      you in your crib justsleeping—dawndreaming in your liferise,
      swaddled in tomorrowness, the echo of futurity
      and voice of starlight.

And you have some published works. As far as I know, they’re both short story collections. Right?

I have two chapbooks: How to End Up, published by New Delta Review, and You on Mars: Failed Sci-Fi Stories, published by The Cupboard Pamphlet. A third — Flat Stanley Reports Back to His Third-Grader — is completed but unpublished.

“I didn’t have a big idea for a book, so much as a series of little ideas over many years that grew like a tunnel of hard skin around a massive splinter in my finger. Or, to be less gross about it, I only realized I was heading toward a book when I decided to frame the fact that I wrote about a lot of the same concerns – motherhood and heartbreak and doubt — over and over again as a positive.”

Jennifer A. Howard on her flash fiction chapbook collection selected as the winner of NDR’s Annual Chapbook Competition by Jim Krusoe.

Jennifer, I do enjoy writing stories that take place overnight and it’s always raining in my works. Is there anything in your stories that appears again and again deliberately?

I realize you didn’t mean to limit me to weather, but I’m in love with snow on the page. Snow in stories, and in music, on TV. People are more beautiful with snow in their hair, snow makes everything more romantic and nervy. Can’t get enough of it. (Though I can certainly get enough of it in real life, especially when it’s spring other places and the UP is expecting yet another blizzard and I am in no mood to shovel yet again.)

Besides your published books, do you have some other works (available online) that readers can read for free?

Here’s a Flat Stanley story from last year: http://www.smokelong.com/flat-stanley-trusts/. Most of the Flat Stanley stories deal with true crime, but this one is a little more personal. 

Which one is more challenging?
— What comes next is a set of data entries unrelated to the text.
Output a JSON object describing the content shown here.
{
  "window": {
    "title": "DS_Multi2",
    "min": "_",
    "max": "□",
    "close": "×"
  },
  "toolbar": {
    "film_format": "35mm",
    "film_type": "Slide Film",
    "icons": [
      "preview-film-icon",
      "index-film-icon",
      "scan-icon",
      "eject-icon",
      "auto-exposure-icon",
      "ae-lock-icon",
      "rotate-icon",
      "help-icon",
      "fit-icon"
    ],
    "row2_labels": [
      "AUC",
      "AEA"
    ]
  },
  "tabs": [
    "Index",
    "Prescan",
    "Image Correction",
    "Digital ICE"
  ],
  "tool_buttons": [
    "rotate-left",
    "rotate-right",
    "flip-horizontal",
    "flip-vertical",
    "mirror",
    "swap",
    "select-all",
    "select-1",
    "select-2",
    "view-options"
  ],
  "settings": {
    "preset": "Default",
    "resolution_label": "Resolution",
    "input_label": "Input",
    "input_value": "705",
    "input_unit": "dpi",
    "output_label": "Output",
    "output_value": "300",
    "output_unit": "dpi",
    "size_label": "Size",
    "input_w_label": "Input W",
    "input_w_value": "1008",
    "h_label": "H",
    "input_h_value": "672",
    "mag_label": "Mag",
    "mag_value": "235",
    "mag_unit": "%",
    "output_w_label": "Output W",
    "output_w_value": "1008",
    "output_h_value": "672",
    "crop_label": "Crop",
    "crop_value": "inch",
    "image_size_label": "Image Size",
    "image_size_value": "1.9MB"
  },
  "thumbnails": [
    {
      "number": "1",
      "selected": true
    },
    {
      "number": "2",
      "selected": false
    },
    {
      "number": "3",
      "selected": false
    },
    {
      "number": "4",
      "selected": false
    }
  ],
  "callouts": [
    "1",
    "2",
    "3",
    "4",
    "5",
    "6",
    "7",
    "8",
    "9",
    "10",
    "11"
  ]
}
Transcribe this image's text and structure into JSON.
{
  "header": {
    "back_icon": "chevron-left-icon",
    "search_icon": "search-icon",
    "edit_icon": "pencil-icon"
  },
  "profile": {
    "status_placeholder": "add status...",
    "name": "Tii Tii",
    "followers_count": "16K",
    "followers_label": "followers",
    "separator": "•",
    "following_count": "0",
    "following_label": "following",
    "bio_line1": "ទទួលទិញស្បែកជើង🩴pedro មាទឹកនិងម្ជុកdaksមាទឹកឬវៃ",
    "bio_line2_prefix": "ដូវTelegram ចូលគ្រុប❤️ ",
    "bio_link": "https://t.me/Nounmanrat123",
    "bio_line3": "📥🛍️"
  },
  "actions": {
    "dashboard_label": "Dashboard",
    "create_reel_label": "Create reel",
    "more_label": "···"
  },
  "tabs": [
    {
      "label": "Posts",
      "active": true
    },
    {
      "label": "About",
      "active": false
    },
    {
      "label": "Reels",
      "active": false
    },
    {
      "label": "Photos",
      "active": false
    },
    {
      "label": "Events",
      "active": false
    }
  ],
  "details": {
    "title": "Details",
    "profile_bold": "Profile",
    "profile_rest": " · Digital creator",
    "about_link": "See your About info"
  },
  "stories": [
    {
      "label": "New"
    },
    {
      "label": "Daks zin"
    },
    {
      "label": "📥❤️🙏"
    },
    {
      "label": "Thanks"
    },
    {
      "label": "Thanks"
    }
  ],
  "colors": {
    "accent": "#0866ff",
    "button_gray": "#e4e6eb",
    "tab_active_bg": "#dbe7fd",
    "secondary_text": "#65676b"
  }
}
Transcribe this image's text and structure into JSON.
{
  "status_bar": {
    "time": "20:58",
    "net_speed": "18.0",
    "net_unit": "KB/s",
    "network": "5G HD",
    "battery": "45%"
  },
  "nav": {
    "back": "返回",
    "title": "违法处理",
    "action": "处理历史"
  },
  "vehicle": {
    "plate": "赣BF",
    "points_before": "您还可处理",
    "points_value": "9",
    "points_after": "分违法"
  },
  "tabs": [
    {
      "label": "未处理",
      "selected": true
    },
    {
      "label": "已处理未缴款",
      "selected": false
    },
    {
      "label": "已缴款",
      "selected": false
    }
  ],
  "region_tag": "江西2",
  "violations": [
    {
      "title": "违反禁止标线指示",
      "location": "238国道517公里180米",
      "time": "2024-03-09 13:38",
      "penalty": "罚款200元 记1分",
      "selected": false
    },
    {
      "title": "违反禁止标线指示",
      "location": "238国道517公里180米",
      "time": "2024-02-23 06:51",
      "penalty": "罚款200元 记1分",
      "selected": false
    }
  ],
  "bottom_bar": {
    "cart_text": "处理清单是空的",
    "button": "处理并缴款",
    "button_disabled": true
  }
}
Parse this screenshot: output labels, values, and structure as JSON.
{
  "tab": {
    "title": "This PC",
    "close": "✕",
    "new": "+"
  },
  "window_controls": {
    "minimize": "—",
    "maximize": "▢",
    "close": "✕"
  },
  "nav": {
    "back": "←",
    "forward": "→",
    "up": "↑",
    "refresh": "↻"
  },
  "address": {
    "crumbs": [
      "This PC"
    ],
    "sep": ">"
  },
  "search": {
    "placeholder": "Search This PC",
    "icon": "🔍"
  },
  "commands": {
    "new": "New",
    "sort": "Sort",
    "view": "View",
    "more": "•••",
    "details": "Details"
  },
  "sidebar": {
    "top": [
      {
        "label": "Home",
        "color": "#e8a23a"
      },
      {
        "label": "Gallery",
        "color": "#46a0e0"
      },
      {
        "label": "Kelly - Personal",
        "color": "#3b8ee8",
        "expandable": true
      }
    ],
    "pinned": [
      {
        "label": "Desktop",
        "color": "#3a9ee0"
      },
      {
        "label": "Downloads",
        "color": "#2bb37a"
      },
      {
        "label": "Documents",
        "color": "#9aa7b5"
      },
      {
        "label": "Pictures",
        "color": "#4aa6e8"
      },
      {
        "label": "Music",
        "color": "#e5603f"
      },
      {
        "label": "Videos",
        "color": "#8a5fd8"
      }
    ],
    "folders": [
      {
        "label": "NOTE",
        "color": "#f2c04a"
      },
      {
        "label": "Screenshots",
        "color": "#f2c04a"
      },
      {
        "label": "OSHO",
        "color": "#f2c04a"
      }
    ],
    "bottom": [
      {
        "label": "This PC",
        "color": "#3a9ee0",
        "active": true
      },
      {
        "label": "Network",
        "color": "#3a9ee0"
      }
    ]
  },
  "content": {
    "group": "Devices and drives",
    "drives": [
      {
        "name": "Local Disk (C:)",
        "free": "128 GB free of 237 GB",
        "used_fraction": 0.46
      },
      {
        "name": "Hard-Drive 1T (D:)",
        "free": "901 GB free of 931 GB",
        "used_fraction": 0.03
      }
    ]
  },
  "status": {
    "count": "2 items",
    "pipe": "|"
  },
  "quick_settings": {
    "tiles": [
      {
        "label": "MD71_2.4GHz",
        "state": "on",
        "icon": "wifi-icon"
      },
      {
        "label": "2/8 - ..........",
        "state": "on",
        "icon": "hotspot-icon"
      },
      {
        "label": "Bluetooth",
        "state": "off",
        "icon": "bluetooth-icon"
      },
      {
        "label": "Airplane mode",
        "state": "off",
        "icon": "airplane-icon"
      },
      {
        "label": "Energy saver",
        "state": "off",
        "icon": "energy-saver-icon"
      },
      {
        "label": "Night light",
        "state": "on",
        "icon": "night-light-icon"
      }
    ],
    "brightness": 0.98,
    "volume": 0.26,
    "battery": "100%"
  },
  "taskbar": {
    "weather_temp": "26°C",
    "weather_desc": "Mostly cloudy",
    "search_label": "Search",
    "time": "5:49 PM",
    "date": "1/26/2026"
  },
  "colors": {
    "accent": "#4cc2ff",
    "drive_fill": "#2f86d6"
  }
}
Writing or editing? And which one do you like the most?

Oh, writing is so much more challenging. Editing the magazine is finding other people’s magic and being the lucky person who gets to share it with the world. I hate the blank page. If I could write a first draft in my sleep and then get to only be conscious for the revision part (which I love), that would be ideal.

Do you talk with yourself (to elucidate everything) when you start writing a new piece? Or do you just keep quiet and scribble down the work?

Definitely keep quiet. I don’t want to mess myself up by being articulate or clear about anything early on. 🙂

Do you think writers (because of the stories they read & the worlds they create in their minds) study every human as a distinctive character? Do you examine and study the people whom you meet?

Maybe a little, but I don’t walk around consciously thinking of people as characters. Though my stories don’t always have traditional characters. They feel more like little meditations. Certainly relationships with people build empathy and expand (I hope) stories beyond my own narrow brain, and sometimes people use fabulous and unusual phrasing that I’m happy to steal for the page, but nah, I think the people around me are mostly safe from being transcribed in my work.

And my last questions: what is Jennifer A. Howard like? (How would you describe your own character?) And who could be your close friend?

What a difficult question. I’m an introvert, I like a quiet routine and a close circle of friends. A person could become my close friend by actively and attentively playing in my fantasy football league, by only rarely being late when we have plans to meet, by going on a road trip with me and not making me listen to new music I don’t already know but instead playing some sort of crack-the-case game with me. Though I’m sure there are other ways in too.